--- The problem ---
Give back the entries verbatim.

#### Stored data ####

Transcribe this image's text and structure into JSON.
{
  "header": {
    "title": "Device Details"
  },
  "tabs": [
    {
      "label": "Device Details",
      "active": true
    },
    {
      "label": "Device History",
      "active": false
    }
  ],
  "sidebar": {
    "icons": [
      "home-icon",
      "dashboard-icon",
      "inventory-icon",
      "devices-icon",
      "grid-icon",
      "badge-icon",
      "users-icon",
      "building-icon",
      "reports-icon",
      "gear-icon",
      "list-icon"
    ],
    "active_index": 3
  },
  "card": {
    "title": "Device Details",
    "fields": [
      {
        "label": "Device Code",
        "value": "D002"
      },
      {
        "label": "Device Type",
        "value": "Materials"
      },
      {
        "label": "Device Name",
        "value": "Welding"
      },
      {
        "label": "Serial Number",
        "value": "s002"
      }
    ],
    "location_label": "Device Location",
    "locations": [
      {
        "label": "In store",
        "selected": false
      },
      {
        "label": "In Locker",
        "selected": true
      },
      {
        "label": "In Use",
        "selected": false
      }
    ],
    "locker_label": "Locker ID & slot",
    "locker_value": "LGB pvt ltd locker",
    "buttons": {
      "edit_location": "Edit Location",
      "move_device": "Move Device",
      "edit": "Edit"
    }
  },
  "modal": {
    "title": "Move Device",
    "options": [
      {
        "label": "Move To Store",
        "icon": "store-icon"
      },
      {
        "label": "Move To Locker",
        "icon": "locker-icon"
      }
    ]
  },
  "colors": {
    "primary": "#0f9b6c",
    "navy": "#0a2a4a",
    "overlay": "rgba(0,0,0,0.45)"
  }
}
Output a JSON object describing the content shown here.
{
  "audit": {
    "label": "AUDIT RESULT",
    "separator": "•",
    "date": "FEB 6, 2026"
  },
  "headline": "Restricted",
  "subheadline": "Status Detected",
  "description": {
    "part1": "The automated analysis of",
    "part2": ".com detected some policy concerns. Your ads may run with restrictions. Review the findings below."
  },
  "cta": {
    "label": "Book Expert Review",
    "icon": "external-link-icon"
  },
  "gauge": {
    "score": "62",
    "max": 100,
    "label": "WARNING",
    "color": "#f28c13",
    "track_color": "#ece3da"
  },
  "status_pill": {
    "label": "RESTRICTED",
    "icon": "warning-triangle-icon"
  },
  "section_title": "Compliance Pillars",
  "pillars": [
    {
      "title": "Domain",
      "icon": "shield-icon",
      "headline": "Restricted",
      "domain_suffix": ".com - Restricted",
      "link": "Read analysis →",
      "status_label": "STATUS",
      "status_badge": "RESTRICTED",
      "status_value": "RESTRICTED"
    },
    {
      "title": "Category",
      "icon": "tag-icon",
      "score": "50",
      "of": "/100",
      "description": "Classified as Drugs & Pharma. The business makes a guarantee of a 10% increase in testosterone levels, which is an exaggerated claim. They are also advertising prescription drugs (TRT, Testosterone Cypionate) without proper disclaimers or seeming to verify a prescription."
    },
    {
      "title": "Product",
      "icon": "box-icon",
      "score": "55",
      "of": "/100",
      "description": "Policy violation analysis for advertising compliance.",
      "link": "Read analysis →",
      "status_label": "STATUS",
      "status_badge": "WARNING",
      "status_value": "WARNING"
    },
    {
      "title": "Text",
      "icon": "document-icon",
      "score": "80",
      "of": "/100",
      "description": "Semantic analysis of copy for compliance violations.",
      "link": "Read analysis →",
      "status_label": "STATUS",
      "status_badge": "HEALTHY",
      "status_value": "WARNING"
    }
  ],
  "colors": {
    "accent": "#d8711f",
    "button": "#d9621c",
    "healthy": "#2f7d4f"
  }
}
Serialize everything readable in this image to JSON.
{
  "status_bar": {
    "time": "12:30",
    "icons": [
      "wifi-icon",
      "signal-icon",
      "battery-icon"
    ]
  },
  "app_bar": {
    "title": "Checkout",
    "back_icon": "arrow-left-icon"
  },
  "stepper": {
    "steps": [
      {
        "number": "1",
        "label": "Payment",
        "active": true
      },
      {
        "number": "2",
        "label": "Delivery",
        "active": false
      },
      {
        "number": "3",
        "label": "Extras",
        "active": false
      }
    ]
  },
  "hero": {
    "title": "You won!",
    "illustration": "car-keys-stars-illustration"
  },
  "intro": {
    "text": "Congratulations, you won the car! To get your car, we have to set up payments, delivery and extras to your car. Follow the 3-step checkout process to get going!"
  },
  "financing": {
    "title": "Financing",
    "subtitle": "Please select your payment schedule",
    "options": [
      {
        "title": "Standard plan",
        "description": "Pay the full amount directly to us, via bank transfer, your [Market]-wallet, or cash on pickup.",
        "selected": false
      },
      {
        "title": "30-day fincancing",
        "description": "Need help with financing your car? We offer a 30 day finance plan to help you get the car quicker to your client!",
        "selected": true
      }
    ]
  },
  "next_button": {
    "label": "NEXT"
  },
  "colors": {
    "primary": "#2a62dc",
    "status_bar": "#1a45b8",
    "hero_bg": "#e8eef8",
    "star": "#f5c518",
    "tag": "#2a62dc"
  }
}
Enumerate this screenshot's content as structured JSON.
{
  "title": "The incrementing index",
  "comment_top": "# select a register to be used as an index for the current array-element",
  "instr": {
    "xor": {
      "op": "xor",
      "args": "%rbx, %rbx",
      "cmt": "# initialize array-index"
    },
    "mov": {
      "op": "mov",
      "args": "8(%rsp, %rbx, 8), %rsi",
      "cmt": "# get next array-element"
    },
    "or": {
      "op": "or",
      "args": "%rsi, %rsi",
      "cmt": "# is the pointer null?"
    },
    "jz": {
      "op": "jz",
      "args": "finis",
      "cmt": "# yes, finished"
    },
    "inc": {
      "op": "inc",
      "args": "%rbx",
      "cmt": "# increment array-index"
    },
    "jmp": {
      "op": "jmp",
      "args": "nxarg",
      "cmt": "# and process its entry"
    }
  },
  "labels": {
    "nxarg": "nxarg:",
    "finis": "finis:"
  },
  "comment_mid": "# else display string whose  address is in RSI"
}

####

--- Your solution ---
Transcribe this image's text and structure into JSON.
{
  "header": {
    "title": "Device Details"
  },
  "tabs": [
    {
      "label": "Device Details",
      "active": true
    },
    {
      "label": "Device History",
      "active": false
    }
  ],
  "sidebar": {
    "icons": [
      "home-icon",
      "dashboard-icon",
      "inventory-icon",
      "devices-icon",
      "grid-icon",
      "badge-icon",
      "users-icon",
      "building-icon",
      "reports-icon",
      "gear-icon",
      "list-icon"
    ],
    "active_index": 3
  },
  "card": {
    "title": "Device Details",
    "fields": [
      {
        "label": "Device Code",
        "value": "D002"
      },
      {
        "label": "Device Type",
        "value": "Materials"
      },
      {
        "label": "Device Name",
        "value": "Welding"
      },
      {
        "label": "Serial Number",
        "value": "s002"
      }
    ],
    "location_label": "Device Location",
    "locations": [
      {
        "label": "In store",
        "selected": false
      },
      {
        "label": "In Locker",
        "selected": true
      },
      {
        "label": "In Use",
        "selected": false
      }
    ],
    "locker_label": "Locker ID & slot",
    "locker_value": "LGB pvt ltd locker",
    "buttons": {
      "edit_location": "Edit Location",
      "move_device": "Move Device",
      "edit": "Edit"
    }
  },
  "modal": {
    "title": "Move Device",
    "options": [
      {
        "label": "Move To Store",
        "icon": "store-icon"
      },
      {
        "label": "Move To Locker",
        "icon": "locker-icon"
      }
    ]
  },
  "colors": {
    "primary": "#0f9b6c",
    "navy": "#0a2a4a",
    "overlay": "rgba(0,0,0,0.45)"
  }
}
Output a JSON object describing the content shown here.
{
  "audit": {
    "label": "AUDIT RESULT",
    "separator": "•",
    "date": "FEB 6, 2026"
  },
  "headline": "Restricted",
  "subheadline": "Status Detected",
  "description": {
    "part1": "The automated analysis of",
    "part2": ".com detected some policy concerns. Your ads may run with restrictions. Review the findings below."
  },
  "cta": {
    "label": "Book Expert Review",
    "icon": "external-link-icon"
  },
  "gauge": {
    "score": "62",
    "max": 100,
    "label": "WARNING",
    "color": "#f28c13",
    "track_color": "#ece3da"
  },
  "status_pill": {
    "label": "RESTRICTED",
    "icon": "warning-triangle-icon"
  },
  "section_title": "Compliance Pillars",
  "pillars": [
    {
      "title": "Domain",
      "icon": "shield-icon",
      "headline": "Restricted",
      "domain_suffix": ".com - Restricted",
      "link": "Read analysis →",
      "status_label": "STATUS",
      "status_badge": "RESTRICTED",
      "status_value": "RESTRICTED"
    },
    {
      "title": "Category",
      "icon": "tag-icon",
      "score": "50",
      "of": "/100",
      "description": "Classified as Drugs & Pharma. The business makes a guarantee of a 10% increase in testosterone levels, which is an exaggerated claim. They are also advertising prescription drugs (TRT, Testosterone Cypionate) without proper disclaimers or seeming to verify a prescription."
    },
    {
      "title": "Product",
      "icon": "box-icon",
      "score": "55",
      "of": "/100",
      "description": "Policy violation analysis for advertising compliance.",
      "link": "Read analysis →",
      "status_label": "STATUS",
      "status_badge": "WARNING",
      "status_value": "WARNING"
    },
    {
      "title": "Text",
      "icon": "document-icon",
      "score": "80",
      "of": "/100",
      "description": "Semantic analysis of copy for compliance violations.",
      "link": "Read analysis →",
      "status_label": "STATUS",
      "status_badge": "HEALTHY",
      "status_value": "WARNING"
    }
  ],
  "colors": {
    "accent": "#d8711f",
    "button": "#d9621c",
    "healthy": "#2f7d4f"
  }
}
Serialize everything readable in this image to JSON.
{
  "status_bar": {
    "time": "12:30",
    "icons": [
      "wifi-icon",
      "signal-icon",
      "battery-icon"
    ]
  },
  "app_bar": {
    "title": "Checkout",
    "back_icon": "arrow-left-icon"
  },
  "stepper": {
    "steps": [
      {
        "number": "1",
        "label": "Payment",
        "active": true
      },
      {
        "number": "2",
        "label": "Delivery",
        "active": false
      },
      {
        "number": "3",
        "label": "Extras",
        "active": false
      }
    ]
  },
  "hero": {
    "title": "You won!",
    "illustration": "car-keys-stars-illustration"
  },
  "intro": {
    "text": "Congratulations, you won the car! To get your car, we have to set up payments, delivery and extras to your car. Follow the 3-step checkout process to get going!"
  },
  "financing": {
    "title": "Financing",
    "subtitle": "Please select your payment schedule",
    "options": [
      {
        "title": "Standard plan",
        "description": "Pay the full amount directly to us, via bank transfer, your [Market]-wallet, or cash on pickup.",
        "selected": false
      },
      {
        "title": "30-day fincancing",
        "description": "Need help with financing your car? We offer a 30 day finance plan to help you get the car quicker to your client!",
        "selected": true
      }
    ]
  },
  "next_button": {
    "label": "NEXT"
  },
  "colors": {
    "primary": "#2a62dc",
    "status_bar": "#1a45b8",
    "hero_bg": "#e8eef8",
    "star": "#f5c518",
    "tag": "#2a62dc"
  }
}
Enumerate this screenshot's content as structured JSON.
{
  "title": "The incrementing index",
  "comment_top": "# select a register to be used as an index for the current array-element",
  "instr": {
    "xor": {
      "op": "xor",
      "args": "%rbx, %rbx",
      "cmt": "# initialize array-index"
    },
    "mov": {
      "op": "mov",
      "args": "8(%rsp, %rbx, 8), %rsi",
      "cmt": "# get next array-element"
    },
    "or": {
      "op": "or",
      "args": "%rsi, %rsi",
      "cmt": "# is the pointer null?"
    },
    "jz": {
      "op": "jz",
      "args": "finis",
      "cmt": "# yes, finished"
    },
    "inc": {
      "op": "inc",
      "args": "%rbx",
      "cmt": "# increment array-index"
    },
    "jmp": {
      "op": "jmp",
      "args": "nxarg",
      "cmt": "# and process its entry"
    }
  },
  "labels": {
    "nxarg": "nxarg:",
    "finis": "finis:"
  },
  "comment_mid": "# else display string whose  address is in RSI"
}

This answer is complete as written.